According to reports the board at Eskom voted against the removal of Chairman Zola Tsotsi.
The process deepened the leadership crisis at the power utility as chronic power cuts hobble South Africa’s economy.
This is after it was reported earlier that the utility’s board would vote on Tsotsi’s future at the parastatal.
Meanwhile, Eskom’s media desk has allegedly also received a notice from suspended CEO Tshediso Matona that he would challenge his suspension in the labour court.
The chief executive is challenging his suspension this month by the firm’s chairman, the national labour arbitrator said on Wednesday.
The Commission for Conciliation, Mediation and Arbitration (CCMA) said it had received a referral for “unfair suspension” from Motana, and that it was looking into his complaint.
Minister of Public Enterprises Lynne Brown told parliament the power outages were costing the economy between $1.7 billion and $6.8 billion a month and that she was concerned about the management at the state-owned company.
Eskom’s board will hold a vote of no confidence in Tsotsi, a government source and a source at Eskom told Reuters. Brown said she had not been “formally informed” about Tsotsi’s future.
(READ MORE: Eskom pulls the plug on CEO & top brass)
The powerful National Union of Mineworkers accused Tsotsi this week of interfering with the award of tenders.
If Tsotsi is ousted, he would become the latest casualty at the troubled power utility after its chief executive and three other senior executives were suspended earlier this month.
“I am very worried because Eskom is a strategic asset, all of our lives depend on it,” Brown said.
The price of Eskom’s bond expiring in 2023 rose on Wednesday, pushing the yield down three basis points.
Eskom has implemented regular power cuts this year to prevent the national grid being overwhelmed as South Africa faces its worst energy crisis since 2008.
Standard & Poor’s downgraded Eskom’s credit last week to “junk”, saying it now regarded its management as ‘weak’, in another blow that will pile more costs onto its already creaking books in the form of higher interest rates.
(READ MORE: S&P lowers Eskom’s ratings, cites negative outlook)
Eskom’s funding gap to 2018 is estimated at 200 billion rand ($16 billion) and it is getting a 23 billion rand cash injection from the government this year.

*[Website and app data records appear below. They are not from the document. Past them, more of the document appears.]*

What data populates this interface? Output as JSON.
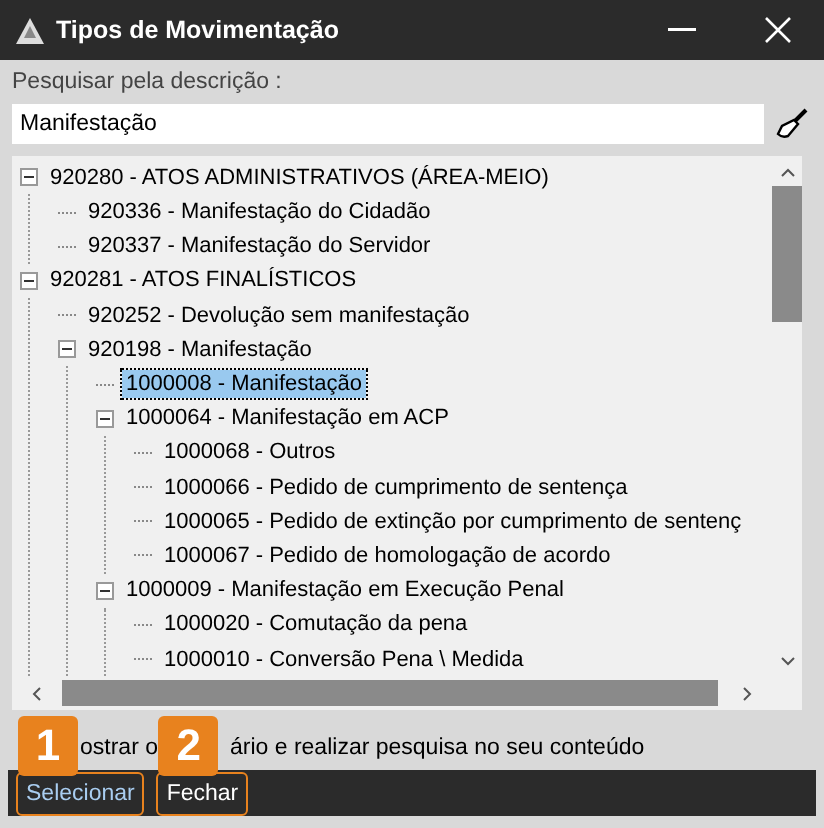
{
  "window": {
    "title": "Tipos de Movimentação"
  },
  "search": {
    "label": "Pesquisar pela descrição :",
    "value": "Manifestação"
  },
  "tree": [
    {
      "label": "920280 - ATOS ADMINISTRATIVOS (ÁREA-MEIO)",
      "expanded": true,
      "selected": false,
      "children": [
        {
          "label": "920336 - Manifestação do Cidadão",
          "selected": false
        },
        {
          "label": "920337 - Manifestação do Servidor",
          "selected": false
        }
      ]
    },
    {
      "label": "920281 - ATOS FINALÍSTICOS",
      "expanded": true,
      "selected": false,
      "children": [
        {
          "label": "920252 - Devolução sem manifestação",
          "selected": false
        },
        {
          "label": "920198 - Manifestação",
          "expanded": true,
          "selected": false,
          "children": [
            {
              "label": "1000008 - Manifestação",
              "selected": true
            },
            {
              "label": "1000064 - Manifestação em ACP",
              "expanded": true,
              "selected": false,
              "children": [
                {
                  "label": "1000068 - Outros",
                  "selected": false
                },
                {
                  "label": "1000066 - Pedido de cumprimento de sentença",
                  "selected": false
                },
                {
                  "label": "1000065 - Pedido de extinção por cumprimento de sentenç",
                  "selected": false
                },
                {
                  "label": "1000067 - Pedido de homologação de acordo",
                  "selected": false
                }
              ]
            },
            {
              "label": "1000009 - Manifestação em Execução Penal",
              "expanded": true,
              "selected": false,
              "children": [
                {
                  "label": "1000020 - Comutação da pena",
                  "selected": false
                },
                {
                  "label": "1000010 - Conversão Pena \\ Medida",
                  "selected": false
                }
              ]
            }
          ]
        }
      ]
    }
  ],
  "option_text": [
    "ostrar o",
    "ário e realizar pesquisa no seu conteúdo"
  ],
  "buttons": [
    {
      "label": "Selecionar",
      "badge": "1"
    },
    {
      "label": "Fechar",
      "badge": "2"
    }
  ]
}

Government has said its economic growth forecast for 2015 could halve to 1 percent because of power constraints.
Brown said power cuts were likely to persist for another two years but by 2020 an extra 10,000 megawatts would be added to the grid as new power plants were completed.
Eskom expects its long-delayed Medupi coal plant to start generating 800 megawatts of extra electricity by June or July, when it could become South Africa’s first new power station to come online in 20 years.
(READ MORE: Medupi’s Unit 6 produces its first power)
Workers at Medupi, however, embarked on a one day strike on Wednesday over poor living condition and pay, threatening to further hamper construction at the plant.
*Additional reporting by CNBC Africa